Widely considered as the greatest clay-court player of all time, Rafael Nadal has been the dominant figure on the slowest surface in the last 15 years, lifting 59 ATP titles on his beloved clay. Also, it is easy sometimes to forget how successful the Spaniard is on hard courts as well, winning 22 titles from 48 finals on the most common surface.
Nadal's first nine ATP titles in 2004 and 2005 came on clay, although he played for the first ATP title on hard court in Auckland at the beginning of 2004 when he was only 17. In the next 16 years, Rafa has fought for some of the most notable ATP events on cement, advancing into ten Major finals as one of only six players in the Open era and 19 at the Masters 1000 level, joining Roger Federer, Novak Djokovic and Andre Agassi on that feat.

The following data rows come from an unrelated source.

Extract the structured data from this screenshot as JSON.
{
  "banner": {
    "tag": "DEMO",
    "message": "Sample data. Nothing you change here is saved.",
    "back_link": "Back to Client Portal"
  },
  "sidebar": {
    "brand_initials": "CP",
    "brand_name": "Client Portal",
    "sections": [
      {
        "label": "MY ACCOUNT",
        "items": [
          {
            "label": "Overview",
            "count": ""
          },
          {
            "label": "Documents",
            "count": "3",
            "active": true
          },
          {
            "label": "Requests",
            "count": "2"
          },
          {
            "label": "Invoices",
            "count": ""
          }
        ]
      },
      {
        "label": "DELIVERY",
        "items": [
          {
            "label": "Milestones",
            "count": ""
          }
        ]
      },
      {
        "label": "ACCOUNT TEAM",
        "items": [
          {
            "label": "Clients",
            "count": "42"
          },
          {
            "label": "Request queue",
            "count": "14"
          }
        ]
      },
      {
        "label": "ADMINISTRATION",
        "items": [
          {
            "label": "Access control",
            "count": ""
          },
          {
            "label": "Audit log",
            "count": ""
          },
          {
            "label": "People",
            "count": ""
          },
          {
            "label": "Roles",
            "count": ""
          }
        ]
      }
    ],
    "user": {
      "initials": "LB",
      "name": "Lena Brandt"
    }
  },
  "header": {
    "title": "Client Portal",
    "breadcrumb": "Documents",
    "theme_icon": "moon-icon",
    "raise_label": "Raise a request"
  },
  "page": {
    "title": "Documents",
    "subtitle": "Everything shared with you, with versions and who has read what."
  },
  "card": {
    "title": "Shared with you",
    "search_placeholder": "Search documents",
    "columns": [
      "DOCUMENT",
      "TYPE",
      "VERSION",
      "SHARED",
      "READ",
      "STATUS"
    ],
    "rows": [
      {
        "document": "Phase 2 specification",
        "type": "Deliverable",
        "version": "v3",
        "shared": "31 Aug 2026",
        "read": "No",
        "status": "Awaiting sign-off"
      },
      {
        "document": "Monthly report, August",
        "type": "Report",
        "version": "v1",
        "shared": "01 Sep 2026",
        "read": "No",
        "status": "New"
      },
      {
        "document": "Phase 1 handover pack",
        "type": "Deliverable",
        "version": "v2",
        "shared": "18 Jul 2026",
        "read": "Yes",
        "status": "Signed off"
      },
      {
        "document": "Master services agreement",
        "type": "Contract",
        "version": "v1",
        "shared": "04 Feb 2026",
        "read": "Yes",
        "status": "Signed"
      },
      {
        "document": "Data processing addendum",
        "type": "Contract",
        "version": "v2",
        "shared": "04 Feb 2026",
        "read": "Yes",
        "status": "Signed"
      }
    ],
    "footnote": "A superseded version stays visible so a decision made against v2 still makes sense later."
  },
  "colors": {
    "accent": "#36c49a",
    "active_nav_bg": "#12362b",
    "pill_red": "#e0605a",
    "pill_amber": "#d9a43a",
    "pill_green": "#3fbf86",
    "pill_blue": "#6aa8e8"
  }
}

Last Saturday, Nadal joined Pete Sampras on 48 ATP finals on hard court, beating five rivals to lift the trophy in Acapulco, the first since the US Open last September. Rafa lost in the final of the inaugural ATP Cup to Novak Djokovic, failing to win another team competition for Spain and switching focus on the Australian Open where he played in the final a year ago.
The Spaniard couldn't repeat that this January, suffering a tight loss to Dominic Thiem in the quarter-final and allowing Novak Djokovic to become world no. 1 again. After playing in Kuwait and South Africa, Nadal traveled to Acapulco where he lifted the third crown, the first since 2013.
Facing no rivals from the top-20, Nadal lost 25 games in ten sets, struggling a little bit only against Miomir Kecmanovic and sailing towards the title after two identical triumphs over Grigor Dimitrov and Taylor Fritz.